TRY IT –
Go through the data and count each line that has the string "move". Give that count alone.

**** RECORDS FOR THIS TASK ****

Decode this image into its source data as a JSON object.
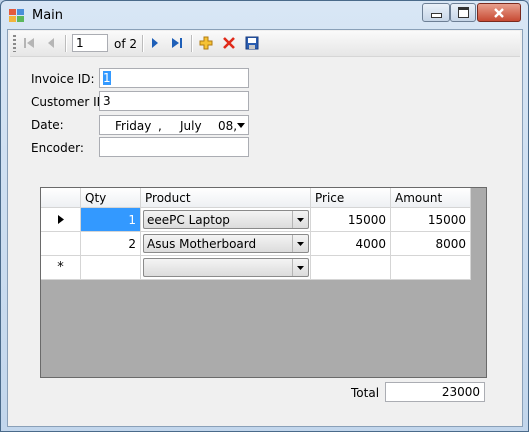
{
  "window": {
    "title": "Main"
  },
  "navigator": {
    "position": "1",
    "count_label": "of 2"
  },
  "form": {
    "invoice_label": "Invoice ID:",
    "invoice_value": "1",
    "customer_label": "Customer ID:",
    "customer_value": "3",
    "date_label": "Date:",
    "date_day": "Friday",
    "date_sep": ",",
    "date_month": "July",
    "date_daynum": "08,",
    "encoder_label": "Encoder:",
    "encoder_value": ""
  },
  "grid": {
    "columns": [
      "Qty",
      "Product",
      "Price",
      "Amount"
    ],
    "rows": [
      {
        "qty": "1",
        "product": "eeePC Laptop",
        "price": "15000",
        "amount": "15000",
        "current": true
      },
      {
        "qty": "2",
        "product": "Asus Motherboard",
        "price": "4000",
        "amount": "8000",
        "current": false
      }
    ],
    "new_row_marker": "*"
  },
  "footer": {
    "total_label": "Total",
    "total_value": "23000"
  },
  "icons": [
    "move-first-icon",
    "move-previous-icon",
    "move-next-icon",
    "move-last-icon",
    "add-new-icon",
    "delete-icon",
    "save-icon"
  ]
}
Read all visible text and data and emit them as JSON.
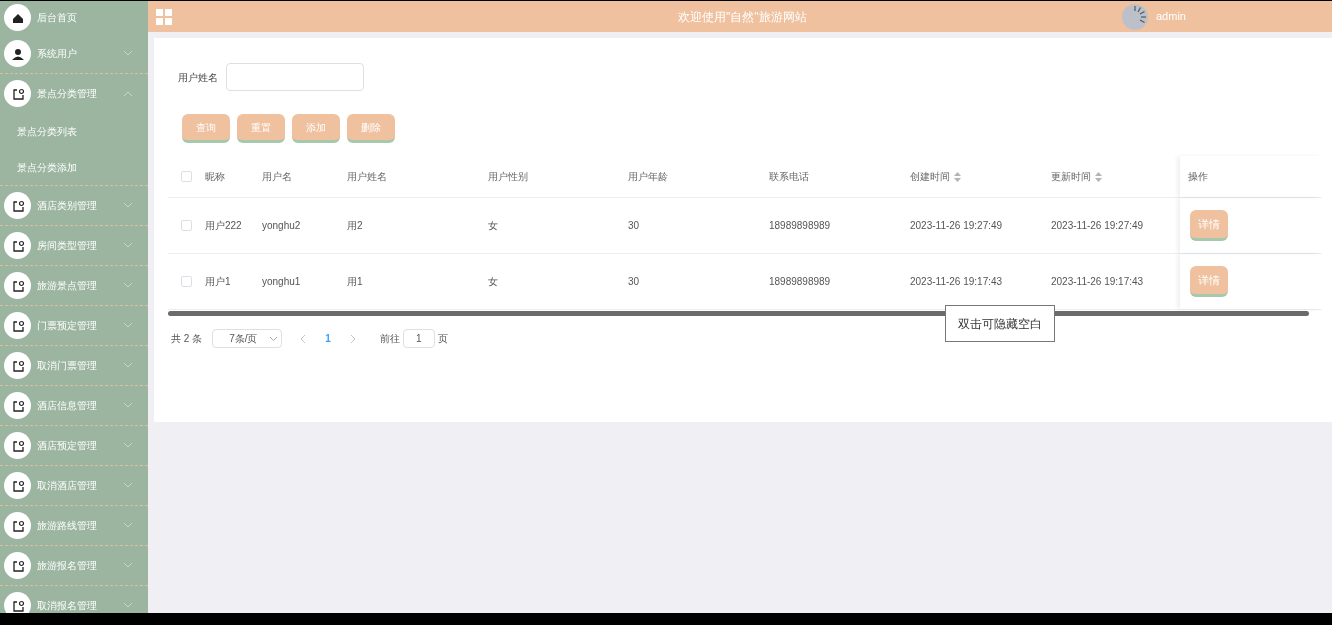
{
  "sidebar": {
    "items": [
      {
        "label": "后台首页",
        "kind": "link"
      },
      {
        "label": "系统用户",
        "kind": "menu",
        "expanded": false
      },
      {
        "label": "景点分类管理",
        "kind": "menu",
        "expanded": true,
        "children": [
          {
            "label": "景点分类列表"
          },
          {
            "label": "景点分类添加"
          }
        ]
      },
      {
        "label": "酒店类别管理",
        "kind": "menu",
        "expanded": false
      },
      {
        "label": "房间类型管理",
        "kind": "menu",
        "expanded": false
      },
      {
        "label": "旅游景点管理",
        "kind": "menu",
        "expanded": false
      },
      {
        "label": "门票预定管理",
        "kind": "menu",
        "expanded": false
      },
      {
        "label": "取消门票管理",
        "kind": "menu",
        "expanded": false
      },
      {
        "label": "酒店信息管理",
        "kind": "menu",
        "expanded": false
      },
      {
        "label": "酒店预定管理",
        "kind": "menu",
        "expanded": false
      },
      {
        "label": "取消酒店管理",
        "kind": "menu",
        "expanded": false
      },
      {
        "label": "旅游路线管理",
        "kind": "menu",
        "expanded": false
      },
      {
        "label": "旅游报名管理",
        "kind": "menu",
        "expanded": false
      },
      {
        "label": "取消报名管理",
        "kind": "menu",
        "expanded": false
      }
    ]
  },
  "header": {
    "title": "欢迎使用\"自然\"旅游网站",
    "user": "admin"
  },
  "search": {
    "label": "用户姓名"
  },
  "buttons": [
    "查询",
    "重置",
    "添加",
    "删除"
  ],
  "table": {
    "select_all_checked": false,
    "columns": [
      {
        "label": "昵称",
        "sortable": false
      },
      {
        "label": "用户名",
        "sortable": false
      },
      {
        "label": "用户姓名",
        "sortable": false
      },
      {
        "label": "用户性别",
        "sortable": false
      },
      {
        "label": "用户年龄",
        "sortable": false
      },
      {
        "label": "联系电话",
        "sortable": false
      },
      {
        "label": "创建时间",
        "sortable": true
      },
      {
        "label": "更新时间",
        "sortable": true
      },
      {
        "label": "操作",
        "sortable": false
      }
    ],
    "rows": [
      {
        "checked": false,
        "cells": [
          "用户222",
          "yonghu2",
          "用2",
          "女",
          "30",
          "18989898989",
          "2023-11-26 19:27:49",
          "2023-11-26 19:27:49"
        ],
        "action": "详情"
      },
      {
        "checked": false,
        "cells": [
          "用户1",
          "yonghu1",
          "用1",
          "女",
          "30",
          "18989898989",
          "2023-11-26 19:17:43",
          "2023-11-26 19:17:43"
        ],
        "action": "详情"
      }
    ]
  },
  "pagination": {
    "total": "共 2 条",
    "page_size": "7条/页",
    "pages": [
      {
        "label": "1",
        "selected": true
      }
    ],
    "goto_label": "前往",
    "goto_value": "1",
    "goto_suffix": "页"
  },
  "tooltip": "双击可隐藏空白"
}
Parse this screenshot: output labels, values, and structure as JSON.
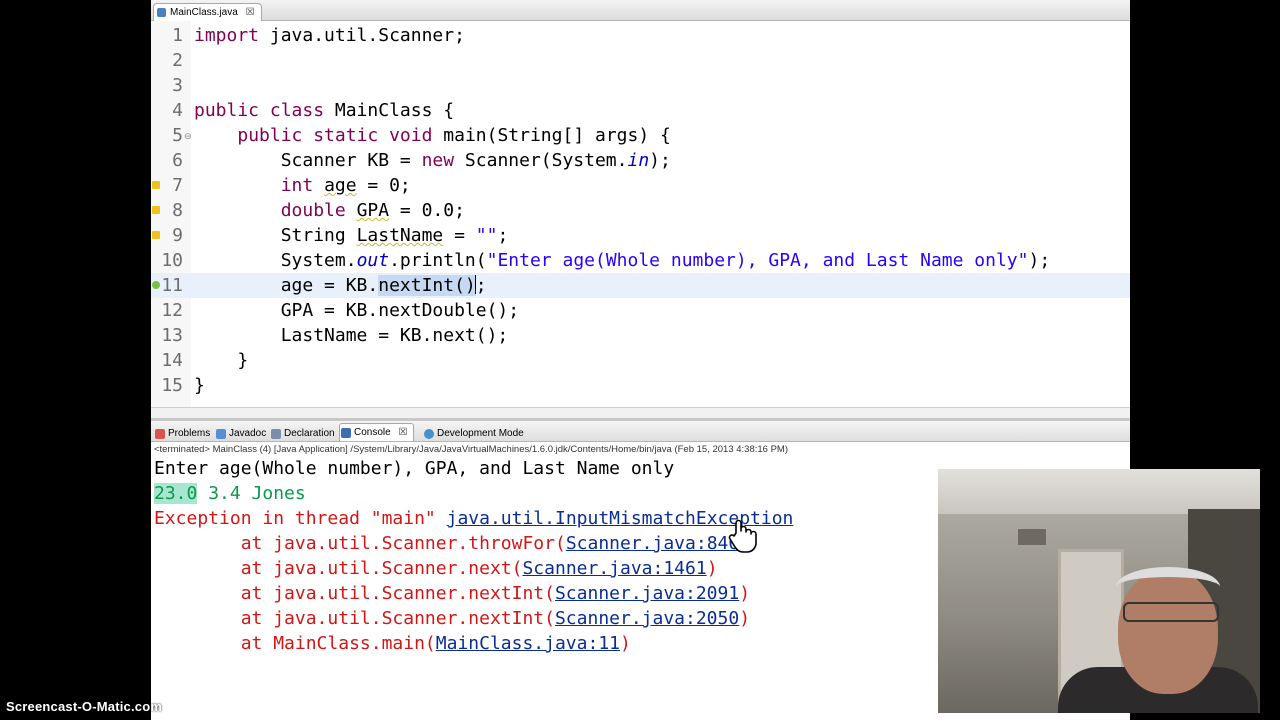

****

OUTPUT –
4